## What is required
Search the entries for the word "record" and copy each line that has it.

## Entries shown
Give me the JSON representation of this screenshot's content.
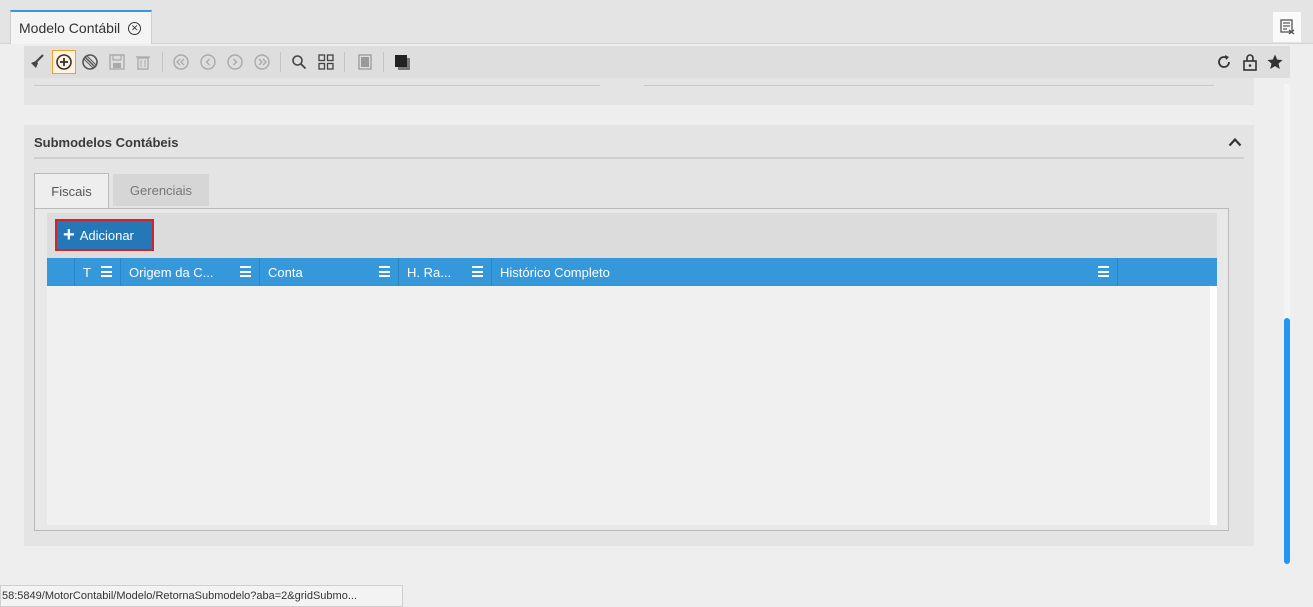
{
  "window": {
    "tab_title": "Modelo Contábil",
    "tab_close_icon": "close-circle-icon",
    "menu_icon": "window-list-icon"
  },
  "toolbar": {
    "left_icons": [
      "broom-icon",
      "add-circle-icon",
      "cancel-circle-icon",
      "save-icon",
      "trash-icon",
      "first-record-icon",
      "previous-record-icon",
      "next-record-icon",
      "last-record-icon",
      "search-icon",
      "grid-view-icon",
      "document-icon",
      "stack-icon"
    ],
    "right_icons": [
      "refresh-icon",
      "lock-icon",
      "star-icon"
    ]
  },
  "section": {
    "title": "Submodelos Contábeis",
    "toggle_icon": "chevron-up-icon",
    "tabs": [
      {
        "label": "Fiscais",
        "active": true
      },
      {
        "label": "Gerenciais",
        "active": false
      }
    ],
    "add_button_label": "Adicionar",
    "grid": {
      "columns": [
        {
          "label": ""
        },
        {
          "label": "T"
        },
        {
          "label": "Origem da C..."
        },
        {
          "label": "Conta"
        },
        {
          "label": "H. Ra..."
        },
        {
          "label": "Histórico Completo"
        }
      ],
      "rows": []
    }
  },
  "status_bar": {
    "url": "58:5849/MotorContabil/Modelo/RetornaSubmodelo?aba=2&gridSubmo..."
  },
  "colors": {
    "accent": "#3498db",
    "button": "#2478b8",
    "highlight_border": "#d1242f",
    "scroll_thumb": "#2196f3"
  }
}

## Solved problem
      "first-record-icon",
      "previous-record-icon",
      "next-record-icon",
      "last-record-icon",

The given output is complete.